Start of MATERIAL FOR THIS EXERCISE
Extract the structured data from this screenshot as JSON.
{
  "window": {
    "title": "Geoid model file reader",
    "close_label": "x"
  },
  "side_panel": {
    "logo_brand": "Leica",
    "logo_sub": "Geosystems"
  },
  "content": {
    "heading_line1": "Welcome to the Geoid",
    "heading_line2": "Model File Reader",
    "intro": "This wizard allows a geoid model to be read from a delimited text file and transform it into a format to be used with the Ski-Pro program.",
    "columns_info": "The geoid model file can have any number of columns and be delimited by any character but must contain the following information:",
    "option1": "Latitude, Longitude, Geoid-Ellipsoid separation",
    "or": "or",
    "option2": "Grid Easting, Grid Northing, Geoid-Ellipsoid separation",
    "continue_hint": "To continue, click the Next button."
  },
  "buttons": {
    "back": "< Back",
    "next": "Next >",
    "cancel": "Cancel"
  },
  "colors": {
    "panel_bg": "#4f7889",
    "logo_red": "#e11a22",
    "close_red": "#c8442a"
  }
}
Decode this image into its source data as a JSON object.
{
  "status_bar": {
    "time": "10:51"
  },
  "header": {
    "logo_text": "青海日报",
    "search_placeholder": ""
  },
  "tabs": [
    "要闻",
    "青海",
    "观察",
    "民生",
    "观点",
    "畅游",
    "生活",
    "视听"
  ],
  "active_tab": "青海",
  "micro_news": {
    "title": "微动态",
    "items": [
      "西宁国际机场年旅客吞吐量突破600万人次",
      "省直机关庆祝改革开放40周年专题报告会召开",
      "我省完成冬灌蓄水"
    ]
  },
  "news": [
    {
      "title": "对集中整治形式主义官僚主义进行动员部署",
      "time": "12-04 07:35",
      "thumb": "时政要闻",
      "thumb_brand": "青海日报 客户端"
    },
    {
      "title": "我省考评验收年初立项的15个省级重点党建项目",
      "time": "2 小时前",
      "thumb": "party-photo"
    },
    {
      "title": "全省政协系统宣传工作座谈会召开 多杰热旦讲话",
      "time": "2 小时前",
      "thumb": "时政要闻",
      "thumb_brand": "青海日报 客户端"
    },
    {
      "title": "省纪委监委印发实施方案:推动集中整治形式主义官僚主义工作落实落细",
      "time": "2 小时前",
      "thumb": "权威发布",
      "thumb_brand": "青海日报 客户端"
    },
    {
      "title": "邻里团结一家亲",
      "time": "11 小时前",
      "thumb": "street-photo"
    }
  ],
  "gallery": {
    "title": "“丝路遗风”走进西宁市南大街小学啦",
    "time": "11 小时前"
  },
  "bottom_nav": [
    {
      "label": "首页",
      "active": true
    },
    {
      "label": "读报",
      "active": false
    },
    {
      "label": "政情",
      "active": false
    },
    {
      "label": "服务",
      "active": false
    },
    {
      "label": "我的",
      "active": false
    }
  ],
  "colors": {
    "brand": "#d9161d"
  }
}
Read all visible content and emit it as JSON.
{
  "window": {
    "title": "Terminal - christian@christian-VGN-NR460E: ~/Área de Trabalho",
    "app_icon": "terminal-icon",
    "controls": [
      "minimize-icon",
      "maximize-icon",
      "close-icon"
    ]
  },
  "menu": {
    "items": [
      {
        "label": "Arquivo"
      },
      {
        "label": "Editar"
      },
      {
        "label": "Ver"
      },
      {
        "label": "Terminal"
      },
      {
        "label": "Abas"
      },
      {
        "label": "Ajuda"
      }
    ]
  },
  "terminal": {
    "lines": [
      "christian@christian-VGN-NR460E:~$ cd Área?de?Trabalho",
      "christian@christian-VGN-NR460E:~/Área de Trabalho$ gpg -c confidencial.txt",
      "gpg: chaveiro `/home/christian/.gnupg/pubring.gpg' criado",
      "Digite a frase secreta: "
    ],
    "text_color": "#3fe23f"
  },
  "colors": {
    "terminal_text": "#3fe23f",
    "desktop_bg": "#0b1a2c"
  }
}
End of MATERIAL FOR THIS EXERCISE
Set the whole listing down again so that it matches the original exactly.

Extract the structured data from this screenshot as JSON.
{
  "window": {
    "title": "Geoid model file reader",
    "close_label": "x"
  },
  "side_panel": {
    "logo_brand": "Leica",
    "logo_sub": "Geosystems"
  },
  "content": {
    "heading_line1": "Welcome to the Geoid",
    "heading_line2": "Model File Reader",
    "intro": "This wizard allows a geoid model to be read from a delimited text file and transform it into a format to be used with the Ski-Pro program.",
    "columns_info": "The geoid model file can have any number of columns and be delimited by any character but must contain the following information:",
    "option1": "Latitude, Longitude, Geoid-Ellipsoid separation",
    "or": "or",
    "option2": "Grid Easting, Grid Northing, Geoid-Ellipsoid separation",
    "continue_hint": "To continue, click the Next button."
  },
  "buttons": {
    "back": "< Back",
    "next": "Next >",
    "cancel": "Cancel"
  },
  "colors": {
    "panel_bg": "#4f7889",
    "logo_red": "#e11a22",
    "close_red": "#c8442a"
  }
}
Decode this image into its source data as a JSON object.
{
  "status_bar": {
    "time": "10:51"
  },
  "header": {
    "logo_text": "青海日报",
    "search_placeholder": ""
  },
  "tabs": [
    "要闻",
    "青海",
    "观察",
    "民生",
    "观点",
    "畅游",
    "生活",
    "视听"
  ],
  "active_tab": "青海",
  "micro_news": {
    "title": "微动态",
    "items": [
      "西宁国际机场年旅客吞吐量突破600万人次",
      "省直机关庆祝改革开放40周年专题报告会召开",
      "我省完成冬灌蓄水"
    ]
  },
  "news": [
    {
      "title": "对集中整治形式主义官僚主义进行动员部署",
      "time": "12-04 07:35",
      "thumb": "时政要闻",
      "thumb_brand": "青海日报 客户端"
    },
    {
      "title": "我省考评验收年初立项的15个省级重点党建项目",
      "time": "2 小时前",
      "thumb": "party-photo"
    },
    {
      "title": "全省政协系统宣传工作座谈会召开 多杰热旦讲话",
      "time": "2 小时前",
      "thumb": "时政要闻",
      "thumb_brand": "青海日报 客户端"
    },
    {
      "title": "省纪委监委印发实施方案:推动集中整治形式主义官僚主义工作落实落细",
      "time": "2 小时前",
      "thumb": "权威发布",
      "thumb_brand": "青海日报 客户端"
    },
    {
      "title": "邻里团结一家亲",
      "time": "11 小时前",
      "thumb": "street-photo"
    }
  ],
  "gallery": {
    "title": "“丝路遗风”走进西宁市南大街小学啦",
    "time": "11 小时前"
  },
  "bottom_nav": [
    {
      "label": "首页",
      "active": true
    },
    {
      "label": "读报",
      "active": false
    },
    {
      "label": "政情",
      "active": false
    },
    {
      "label": "服务",
      "active": false
    },
    {
      "label": "我的",
      "active": false
    }
  ],
  "colors": {
    "brand": "#d9161d"
  }
}
Read all visible content and emit it as JSON.
{
  "window": {
    "title": "Terminal - christian@christian-VGN-NR460E: ~/Área de Trabalho",
    "app_icon": "terminal-icon",
    "controls": [
      "minimize-icon",
      "maximize-icon",
      "close-icon"
    ]
  },
  "menu": {
    "items": [
      {
        "label": "Arquivo"
      },
      {
        "label": "Editar"
      },
      {
        "label": "Ver"
      },
      {
        "label": "Terminal"
      },
      {
        "label": "Abas"
      },
      {
        "label": "Ajuda"
      }
    ]
  },
  "terminal": {
    "lines": [
      "christian@christian-VGN-NR460E:~$ cd Área?de?Trabalho",
      "christian@christian-VGN-NR460E:~/Área de Trabalho$ gpg -c confidencial.txt",
      "gpg: chaveiro `/home/christian/.gnupg/pubring.gpg' criado",
      "Digite a frase secreta: "
    ],
    "text_color": "#3fe23f"
  },
  "colors": {
    "terminal_text": "#3fe23f",
    "desktop_bg": "#0b1a2c"
  }
}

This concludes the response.